What is needed is an exact copy of the records below, without the pictures.

── Available records

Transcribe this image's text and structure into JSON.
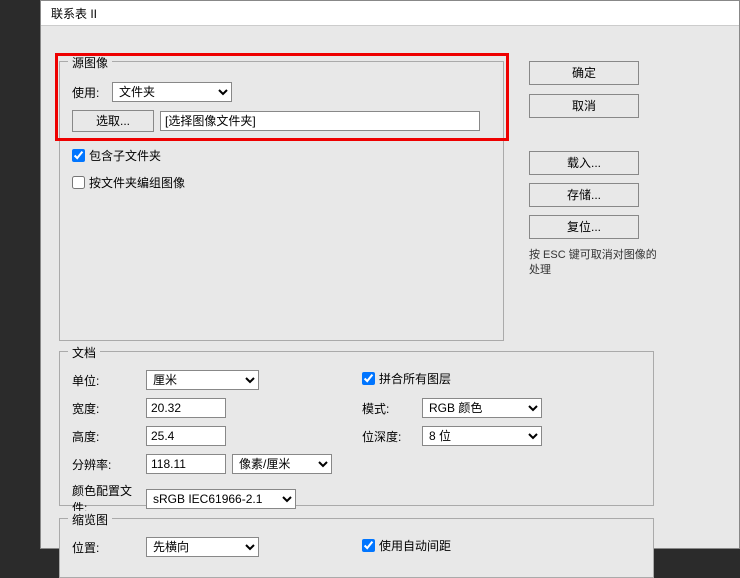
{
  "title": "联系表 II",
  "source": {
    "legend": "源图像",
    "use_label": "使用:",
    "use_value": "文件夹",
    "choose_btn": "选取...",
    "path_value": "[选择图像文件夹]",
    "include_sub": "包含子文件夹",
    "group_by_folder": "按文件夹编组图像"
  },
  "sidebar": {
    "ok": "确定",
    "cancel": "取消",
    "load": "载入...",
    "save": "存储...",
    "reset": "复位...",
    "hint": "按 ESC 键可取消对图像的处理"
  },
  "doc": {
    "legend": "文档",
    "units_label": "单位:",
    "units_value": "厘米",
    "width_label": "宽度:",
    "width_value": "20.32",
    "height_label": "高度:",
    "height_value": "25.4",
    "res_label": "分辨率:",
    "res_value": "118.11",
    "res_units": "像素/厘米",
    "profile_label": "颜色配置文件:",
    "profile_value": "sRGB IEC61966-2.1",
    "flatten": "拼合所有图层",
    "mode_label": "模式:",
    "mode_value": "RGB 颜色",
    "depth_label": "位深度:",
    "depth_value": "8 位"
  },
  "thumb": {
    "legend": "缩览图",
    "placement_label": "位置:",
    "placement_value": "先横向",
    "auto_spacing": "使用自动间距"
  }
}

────

*Solution to this exercise*:
Transcribe this image's text and structure into JSON.
{
  "title": "联系表 II",
  "source": {
    "legend": "源图像",
    "use_label": "使用:",
    "use_value": "文件夹",
    "choose_btn": "选取...",
    "path_value": "[选择图像文件夹]",
    "include_sub": "包含子文件夹",
    "group_by_folder": "按文件夹编组图像"
  },
  "sidebar": {
    "ok": "确定",
    "cancel": "取消",
    "load": "载入...",
    "save": "存储...",
    "reset": "复位...",
    "hint": "按 ESC 键可取消对图像的处理"
  },
  "doc": {
    "legend": "文档",
    "units_label": "单位:",
    "units_value": "厘米",
    "width_label": "宽度:",
    "width_value": "20.32",
    "height_label": "高度:",
    "height_value": "25.4",
    "res_label": "分辨率:",
    "res_value": "118.11",
    "res_units": "像素/厘米",
    "profile_label": "颜色配置文件:",
    "profile_value": "sRGB IEC61966-2.1",
    "flatten": "拼合所有图层",
    "mode_label": "模式:",
    "mode_value": "RGB 颜色",
    "depth_label": "位深度:",
    "depth_value": "8 位"
  },
  "thumb": {
    "legend": "缩览图",
    "placement_label": "位置:",
    "placement_value": "先横向",
    "auto_spacing": "使用自动间距"
  }
}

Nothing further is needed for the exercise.